## Task to carry out
Line count for "into": give how many lines in the data below contain it, with no other words.

## Records supplied
__________
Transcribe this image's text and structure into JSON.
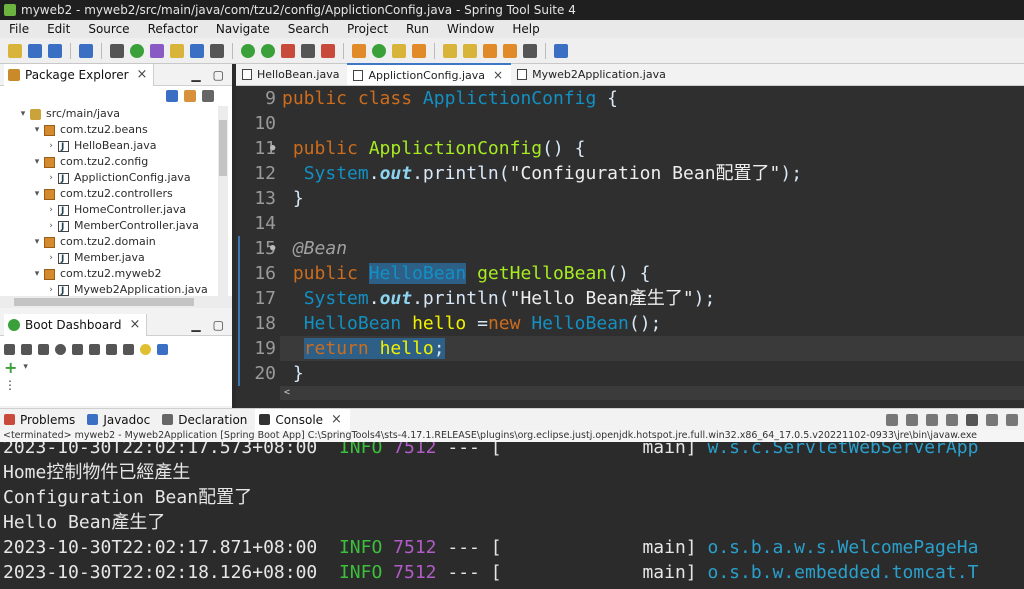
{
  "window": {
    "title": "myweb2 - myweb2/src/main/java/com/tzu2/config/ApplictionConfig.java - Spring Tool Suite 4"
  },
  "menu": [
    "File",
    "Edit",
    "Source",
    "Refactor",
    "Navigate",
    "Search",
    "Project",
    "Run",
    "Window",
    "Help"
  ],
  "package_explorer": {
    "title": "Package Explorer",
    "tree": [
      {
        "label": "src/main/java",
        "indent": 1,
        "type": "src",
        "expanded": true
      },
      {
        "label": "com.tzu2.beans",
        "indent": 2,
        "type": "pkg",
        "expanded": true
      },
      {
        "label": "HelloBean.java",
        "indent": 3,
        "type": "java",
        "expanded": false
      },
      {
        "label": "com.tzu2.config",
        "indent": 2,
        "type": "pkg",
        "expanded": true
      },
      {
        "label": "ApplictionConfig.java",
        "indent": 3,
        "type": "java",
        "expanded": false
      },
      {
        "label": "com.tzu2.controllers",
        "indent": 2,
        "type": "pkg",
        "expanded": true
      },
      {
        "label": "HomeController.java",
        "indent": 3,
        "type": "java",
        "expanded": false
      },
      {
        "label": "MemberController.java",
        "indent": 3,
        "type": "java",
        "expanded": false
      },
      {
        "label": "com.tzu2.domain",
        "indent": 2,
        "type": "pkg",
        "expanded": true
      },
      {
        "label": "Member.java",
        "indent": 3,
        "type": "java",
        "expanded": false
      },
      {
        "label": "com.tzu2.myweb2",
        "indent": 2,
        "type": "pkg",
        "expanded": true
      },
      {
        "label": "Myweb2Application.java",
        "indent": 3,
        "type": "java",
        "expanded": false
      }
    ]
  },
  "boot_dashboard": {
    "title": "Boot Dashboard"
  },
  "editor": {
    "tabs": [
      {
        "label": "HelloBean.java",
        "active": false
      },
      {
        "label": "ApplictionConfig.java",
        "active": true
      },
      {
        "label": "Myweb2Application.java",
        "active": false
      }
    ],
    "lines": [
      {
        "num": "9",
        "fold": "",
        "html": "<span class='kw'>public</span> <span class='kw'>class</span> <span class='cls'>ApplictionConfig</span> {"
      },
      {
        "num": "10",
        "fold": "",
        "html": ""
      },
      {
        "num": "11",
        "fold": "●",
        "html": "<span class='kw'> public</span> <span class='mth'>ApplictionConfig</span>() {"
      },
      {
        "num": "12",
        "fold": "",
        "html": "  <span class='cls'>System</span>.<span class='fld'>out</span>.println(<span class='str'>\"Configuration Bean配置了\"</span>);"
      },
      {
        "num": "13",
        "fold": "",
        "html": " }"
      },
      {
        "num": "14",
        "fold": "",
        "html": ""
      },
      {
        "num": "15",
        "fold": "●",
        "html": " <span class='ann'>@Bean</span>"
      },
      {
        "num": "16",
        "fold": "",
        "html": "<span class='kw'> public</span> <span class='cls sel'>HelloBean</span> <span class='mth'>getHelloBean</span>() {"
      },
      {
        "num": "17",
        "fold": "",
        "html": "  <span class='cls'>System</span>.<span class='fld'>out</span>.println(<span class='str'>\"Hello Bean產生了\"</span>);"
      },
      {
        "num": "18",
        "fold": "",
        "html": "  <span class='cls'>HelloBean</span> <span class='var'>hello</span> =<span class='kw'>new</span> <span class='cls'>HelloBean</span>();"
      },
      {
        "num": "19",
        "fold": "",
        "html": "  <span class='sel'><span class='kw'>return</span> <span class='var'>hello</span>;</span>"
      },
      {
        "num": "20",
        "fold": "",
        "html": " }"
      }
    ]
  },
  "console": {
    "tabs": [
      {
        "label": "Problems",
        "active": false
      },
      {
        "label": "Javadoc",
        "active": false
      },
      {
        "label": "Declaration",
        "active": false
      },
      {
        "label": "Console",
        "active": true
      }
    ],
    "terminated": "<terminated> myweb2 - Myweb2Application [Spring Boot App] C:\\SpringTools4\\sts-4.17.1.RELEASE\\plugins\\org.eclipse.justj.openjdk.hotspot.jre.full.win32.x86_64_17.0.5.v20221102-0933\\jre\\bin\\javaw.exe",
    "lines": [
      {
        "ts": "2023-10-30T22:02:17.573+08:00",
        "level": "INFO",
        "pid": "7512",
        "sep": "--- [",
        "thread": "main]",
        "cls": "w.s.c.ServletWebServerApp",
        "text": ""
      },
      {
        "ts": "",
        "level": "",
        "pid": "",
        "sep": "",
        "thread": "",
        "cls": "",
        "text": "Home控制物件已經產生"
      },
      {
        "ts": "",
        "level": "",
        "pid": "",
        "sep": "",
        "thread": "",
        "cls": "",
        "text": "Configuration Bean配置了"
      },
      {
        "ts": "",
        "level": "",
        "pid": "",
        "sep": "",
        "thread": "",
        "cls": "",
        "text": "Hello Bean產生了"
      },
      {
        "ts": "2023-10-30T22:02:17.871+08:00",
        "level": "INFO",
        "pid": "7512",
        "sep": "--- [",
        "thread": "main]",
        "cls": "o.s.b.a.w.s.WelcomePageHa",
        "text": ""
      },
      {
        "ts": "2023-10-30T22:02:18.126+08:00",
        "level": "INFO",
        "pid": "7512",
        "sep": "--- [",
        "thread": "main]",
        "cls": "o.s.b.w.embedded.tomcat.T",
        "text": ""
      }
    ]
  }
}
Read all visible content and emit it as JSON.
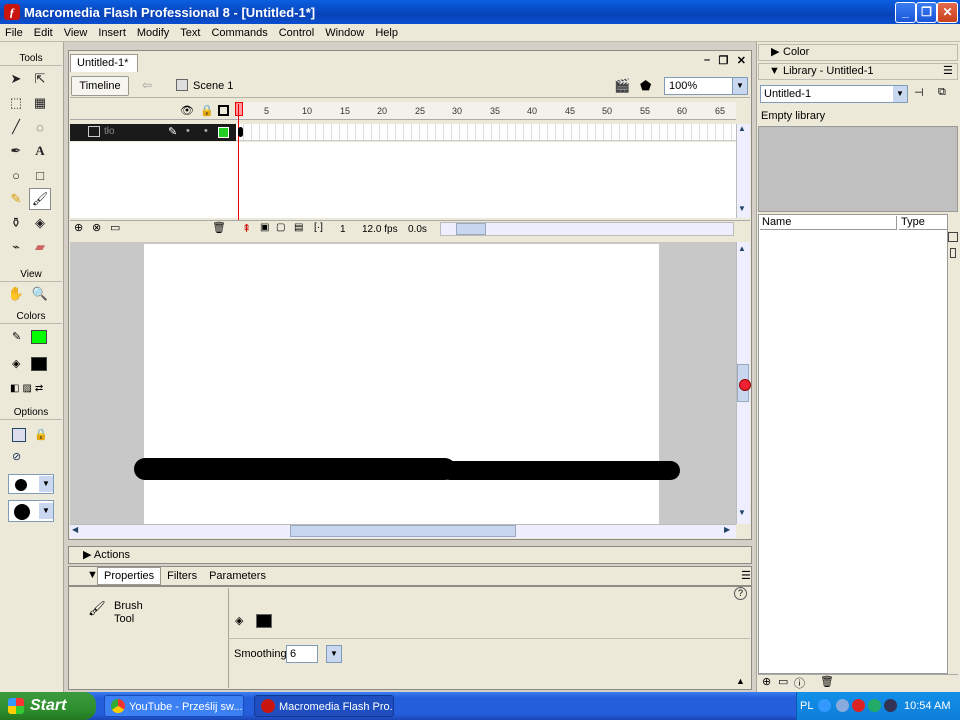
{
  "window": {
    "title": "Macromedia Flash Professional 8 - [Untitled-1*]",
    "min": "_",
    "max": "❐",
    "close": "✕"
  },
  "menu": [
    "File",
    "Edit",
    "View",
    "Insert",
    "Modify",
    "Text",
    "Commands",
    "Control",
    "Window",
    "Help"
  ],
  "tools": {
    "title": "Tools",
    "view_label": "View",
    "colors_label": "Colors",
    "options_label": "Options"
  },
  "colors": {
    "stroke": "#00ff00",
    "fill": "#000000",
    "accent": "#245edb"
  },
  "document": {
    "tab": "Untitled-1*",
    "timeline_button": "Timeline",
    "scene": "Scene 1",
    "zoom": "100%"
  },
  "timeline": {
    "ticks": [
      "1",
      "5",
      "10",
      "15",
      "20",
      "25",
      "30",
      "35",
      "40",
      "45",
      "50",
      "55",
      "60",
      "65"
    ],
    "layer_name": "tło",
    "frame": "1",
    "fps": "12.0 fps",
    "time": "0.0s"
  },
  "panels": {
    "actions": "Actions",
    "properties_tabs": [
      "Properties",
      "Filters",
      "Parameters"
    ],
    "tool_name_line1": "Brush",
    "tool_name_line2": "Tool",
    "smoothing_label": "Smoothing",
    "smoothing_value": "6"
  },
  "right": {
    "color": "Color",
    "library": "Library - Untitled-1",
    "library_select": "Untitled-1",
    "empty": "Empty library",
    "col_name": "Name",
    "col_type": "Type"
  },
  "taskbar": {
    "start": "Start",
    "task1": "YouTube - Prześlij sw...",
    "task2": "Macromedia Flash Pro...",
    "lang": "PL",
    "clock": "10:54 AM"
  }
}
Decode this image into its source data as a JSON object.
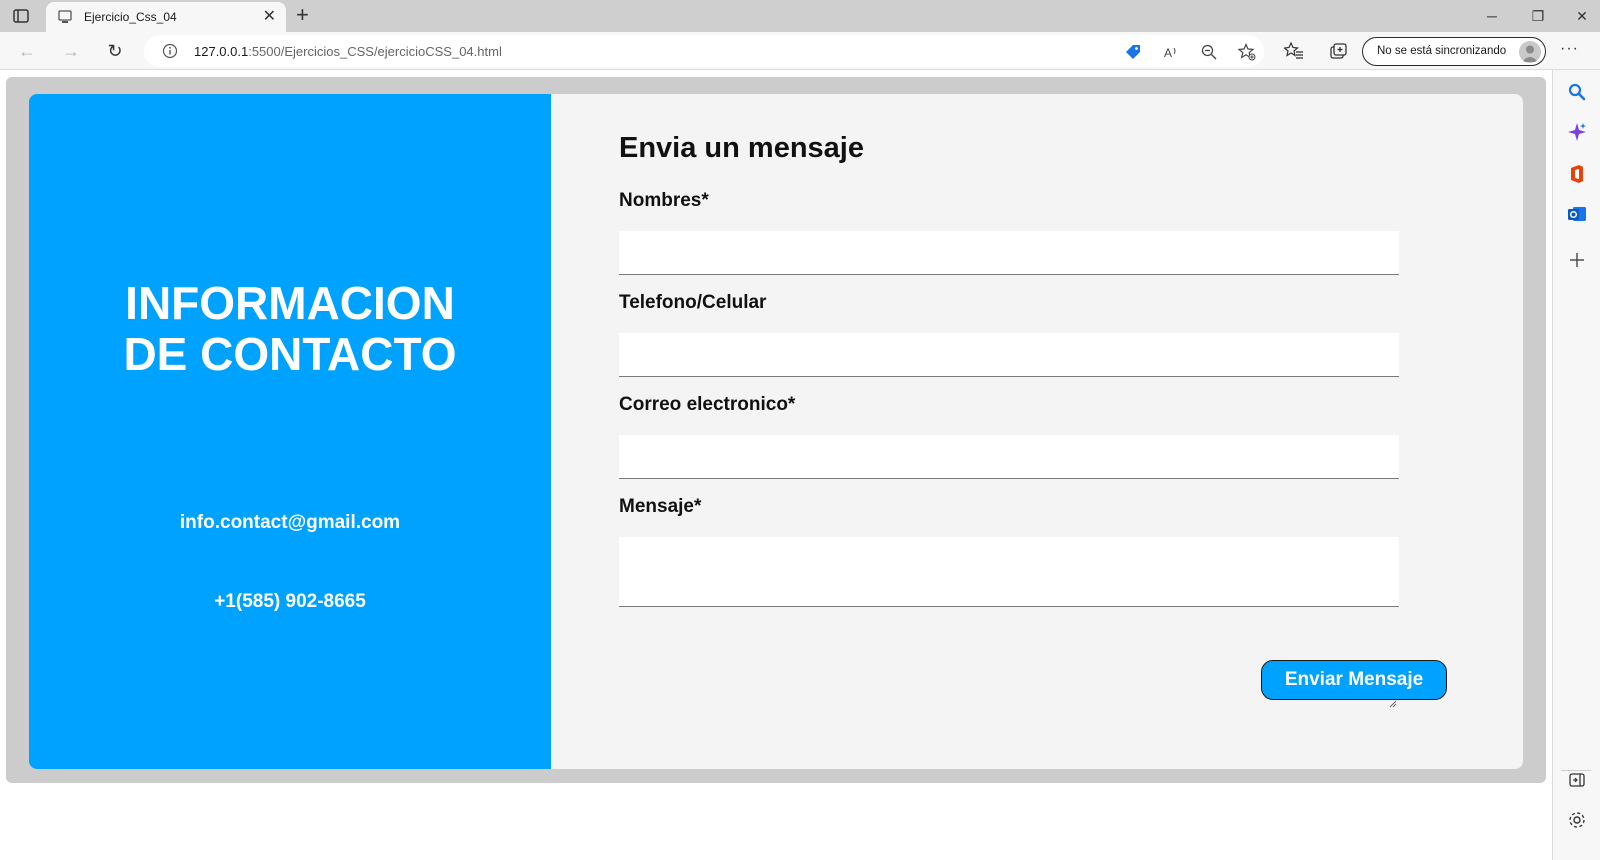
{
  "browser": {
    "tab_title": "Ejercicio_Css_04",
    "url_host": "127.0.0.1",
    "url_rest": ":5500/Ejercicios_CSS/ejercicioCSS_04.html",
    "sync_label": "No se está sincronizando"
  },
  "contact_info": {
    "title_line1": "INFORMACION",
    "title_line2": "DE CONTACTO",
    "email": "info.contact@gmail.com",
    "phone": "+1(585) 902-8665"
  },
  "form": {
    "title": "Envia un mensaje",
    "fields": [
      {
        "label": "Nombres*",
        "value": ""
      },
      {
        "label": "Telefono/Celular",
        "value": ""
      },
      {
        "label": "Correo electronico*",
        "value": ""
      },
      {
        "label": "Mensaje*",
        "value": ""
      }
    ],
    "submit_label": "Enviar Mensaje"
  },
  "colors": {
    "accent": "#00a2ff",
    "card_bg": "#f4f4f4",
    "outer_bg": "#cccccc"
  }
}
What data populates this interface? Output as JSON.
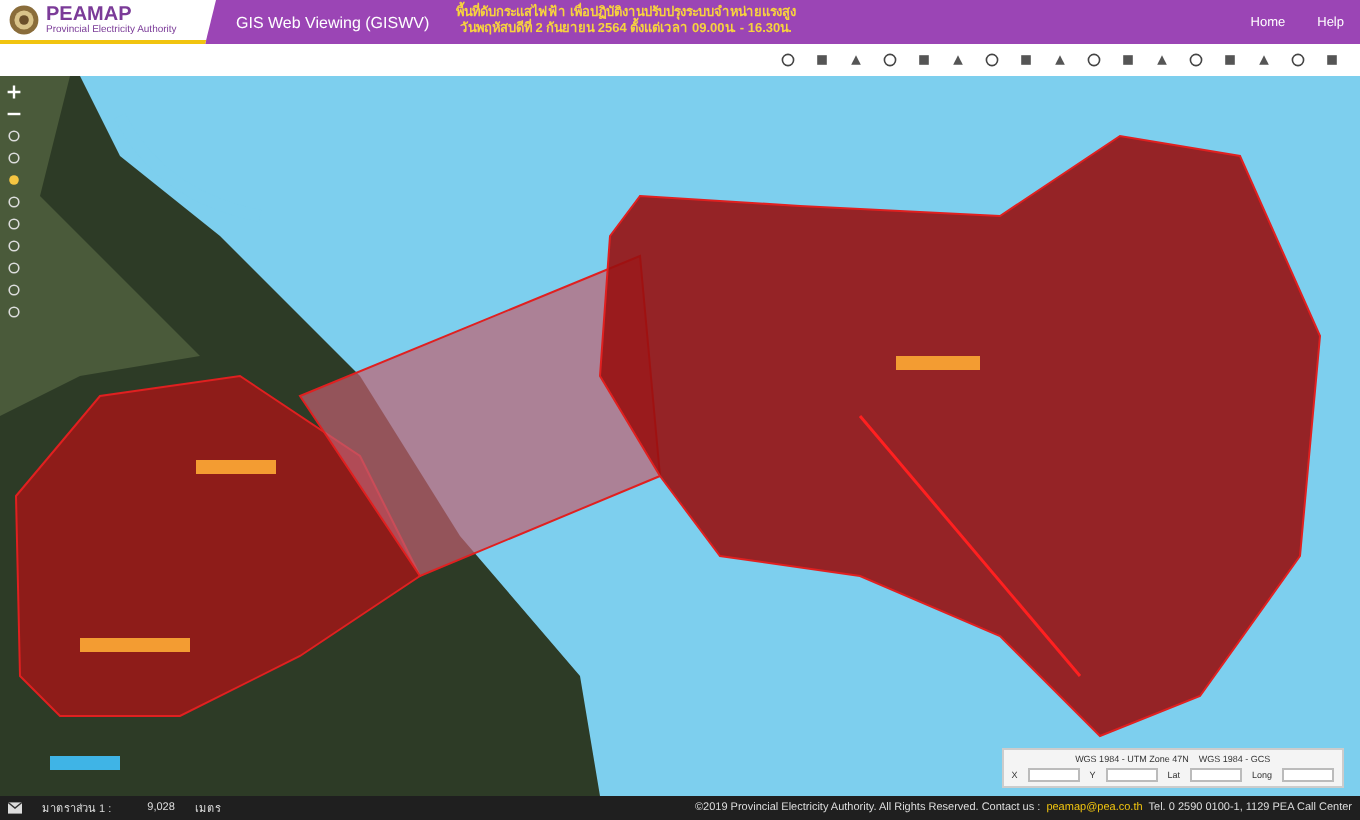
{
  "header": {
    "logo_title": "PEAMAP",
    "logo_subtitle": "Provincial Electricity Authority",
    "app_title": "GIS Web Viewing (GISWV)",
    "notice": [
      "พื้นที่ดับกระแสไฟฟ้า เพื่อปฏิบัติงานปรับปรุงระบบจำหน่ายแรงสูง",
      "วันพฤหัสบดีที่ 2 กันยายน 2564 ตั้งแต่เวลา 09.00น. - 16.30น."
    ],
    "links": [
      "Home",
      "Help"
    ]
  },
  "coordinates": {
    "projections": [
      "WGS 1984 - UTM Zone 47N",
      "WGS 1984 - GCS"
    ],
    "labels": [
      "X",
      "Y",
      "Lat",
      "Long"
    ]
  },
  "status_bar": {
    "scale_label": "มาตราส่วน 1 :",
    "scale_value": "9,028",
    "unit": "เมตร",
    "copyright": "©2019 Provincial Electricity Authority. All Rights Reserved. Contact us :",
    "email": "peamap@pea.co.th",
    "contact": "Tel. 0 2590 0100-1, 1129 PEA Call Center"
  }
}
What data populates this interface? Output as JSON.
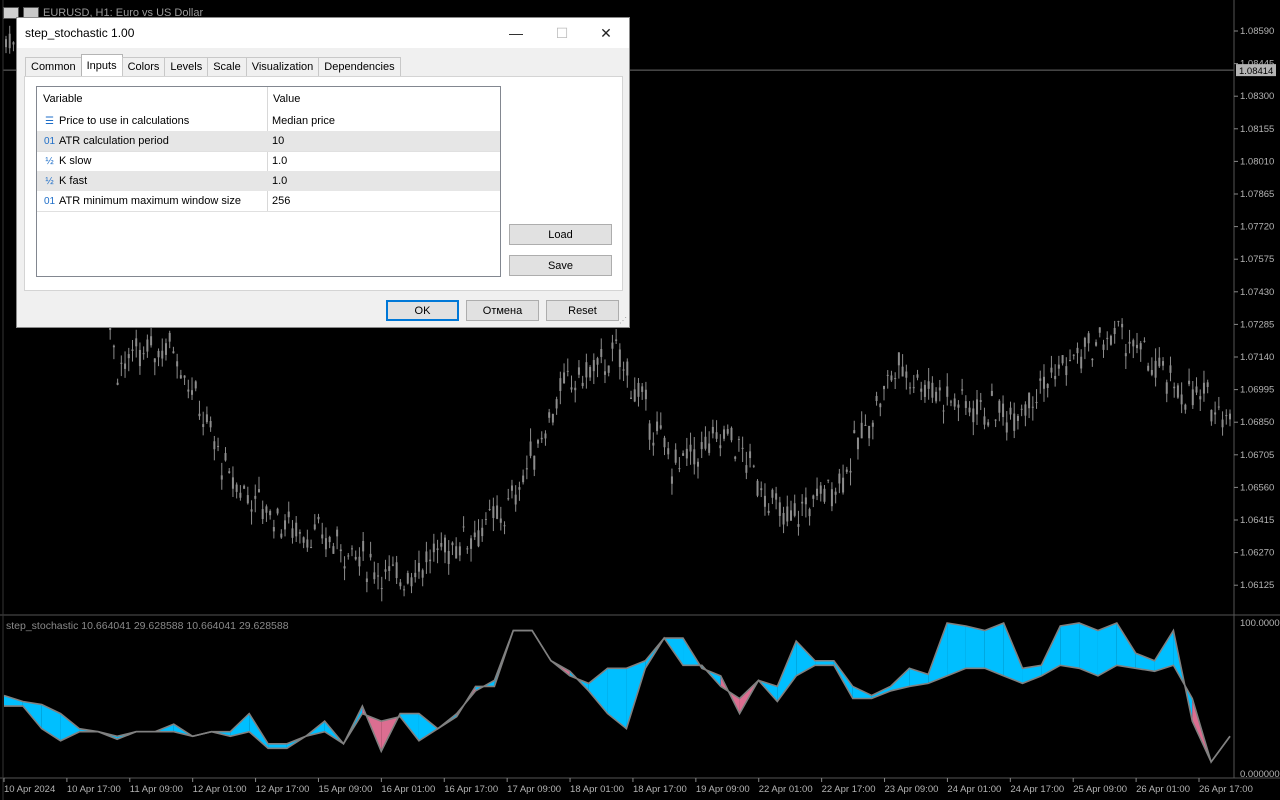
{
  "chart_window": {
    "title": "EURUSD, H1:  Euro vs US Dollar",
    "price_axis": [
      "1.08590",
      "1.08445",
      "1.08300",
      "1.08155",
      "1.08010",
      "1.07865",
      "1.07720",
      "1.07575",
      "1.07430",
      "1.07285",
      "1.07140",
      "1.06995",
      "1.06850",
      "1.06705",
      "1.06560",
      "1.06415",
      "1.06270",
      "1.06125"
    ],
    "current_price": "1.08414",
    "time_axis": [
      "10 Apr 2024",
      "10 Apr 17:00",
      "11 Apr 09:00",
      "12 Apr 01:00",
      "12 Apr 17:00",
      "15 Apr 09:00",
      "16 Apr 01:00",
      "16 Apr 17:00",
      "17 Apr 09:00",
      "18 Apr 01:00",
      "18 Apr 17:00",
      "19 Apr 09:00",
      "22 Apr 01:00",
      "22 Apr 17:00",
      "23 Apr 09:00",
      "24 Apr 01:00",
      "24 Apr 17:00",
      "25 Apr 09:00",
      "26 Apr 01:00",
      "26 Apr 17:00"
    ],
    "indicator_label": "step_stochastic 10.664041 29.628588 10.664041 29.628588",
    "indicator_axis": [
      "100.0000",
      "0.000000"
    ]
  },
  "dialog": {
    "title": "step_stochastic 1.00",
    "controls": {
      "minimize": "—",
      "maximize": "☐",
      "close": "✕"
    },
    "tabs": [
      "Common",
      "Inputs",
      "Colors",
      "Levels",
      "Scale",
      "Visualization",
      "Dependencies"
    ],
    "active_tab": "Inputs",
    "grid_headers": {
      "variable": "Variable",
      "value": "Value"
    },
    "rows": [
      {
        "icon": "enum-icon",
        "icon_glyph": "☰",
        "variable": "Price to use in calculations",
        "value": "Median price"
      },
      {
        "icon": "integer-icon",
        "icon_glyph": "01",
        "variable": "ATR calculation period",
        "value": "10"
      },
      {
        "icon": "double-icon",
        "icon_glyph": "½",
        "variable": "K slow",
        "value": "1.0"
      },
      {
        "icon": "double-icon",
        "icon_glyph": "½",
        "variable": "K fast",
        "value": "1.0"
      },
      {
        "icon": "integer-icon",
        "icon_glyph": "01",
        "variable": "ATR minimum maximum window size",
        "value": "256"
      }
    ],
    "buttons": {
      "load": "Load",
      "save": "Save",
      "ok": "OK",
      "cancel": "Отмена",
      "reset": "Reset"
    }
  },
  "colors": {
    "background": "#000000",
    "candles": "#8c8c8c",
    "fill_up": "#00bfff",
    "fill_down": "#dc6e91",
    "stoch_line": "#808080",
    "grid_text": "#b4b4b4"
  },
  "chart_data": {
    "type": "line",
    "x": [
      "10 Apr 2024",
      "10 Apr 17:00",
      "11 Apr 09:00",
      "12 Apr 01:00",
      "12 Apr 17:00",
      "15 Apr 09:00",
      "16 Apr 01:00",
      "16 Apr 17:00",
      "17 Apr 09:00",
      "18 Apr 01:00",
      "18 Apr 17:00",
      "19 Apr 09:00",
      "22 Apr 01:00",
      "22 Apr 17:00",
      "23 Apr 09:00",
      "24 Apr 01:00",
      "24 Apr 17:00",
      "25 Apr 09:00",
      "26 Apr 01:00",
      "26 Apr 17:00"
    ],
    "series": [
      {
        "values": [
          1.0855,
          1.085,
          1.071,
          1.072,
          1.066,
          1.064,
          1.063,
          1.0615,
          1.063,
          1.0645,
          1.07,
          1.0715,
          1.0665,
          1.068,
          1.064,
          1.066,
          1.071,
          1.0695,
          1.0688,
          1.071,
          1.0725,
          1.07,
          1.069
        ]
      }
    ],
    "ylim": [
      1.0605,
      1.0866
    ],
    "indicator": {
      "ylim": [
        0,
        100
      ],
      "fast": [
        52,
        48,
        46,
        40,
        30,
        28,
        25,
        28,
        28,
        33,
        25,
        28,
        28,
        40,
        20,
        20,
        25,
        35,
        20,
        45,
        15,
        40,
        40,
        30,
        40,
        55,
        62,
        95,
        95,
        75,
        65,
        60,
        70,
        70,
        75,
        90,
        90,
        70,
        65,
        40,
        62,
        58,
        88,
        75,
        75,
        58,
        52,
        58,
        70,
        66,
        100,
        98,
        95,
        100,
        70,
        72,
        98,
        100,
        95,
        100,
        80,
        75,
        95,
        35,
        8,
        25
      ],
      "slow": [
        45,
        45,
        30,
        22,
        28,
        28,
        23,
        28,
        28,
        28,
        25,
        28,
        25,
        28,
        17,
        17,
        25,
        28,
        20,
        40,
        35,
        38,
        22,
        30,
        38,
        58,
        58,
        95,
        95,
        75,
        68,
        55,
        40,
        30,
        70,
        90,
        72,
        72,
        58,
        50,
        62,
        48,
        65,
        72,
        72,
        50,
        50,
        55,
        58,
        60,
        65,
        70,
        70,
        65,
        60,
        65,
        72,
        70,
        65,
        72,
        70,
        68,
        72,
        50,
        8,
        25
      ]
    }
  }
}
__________
## Finished task
2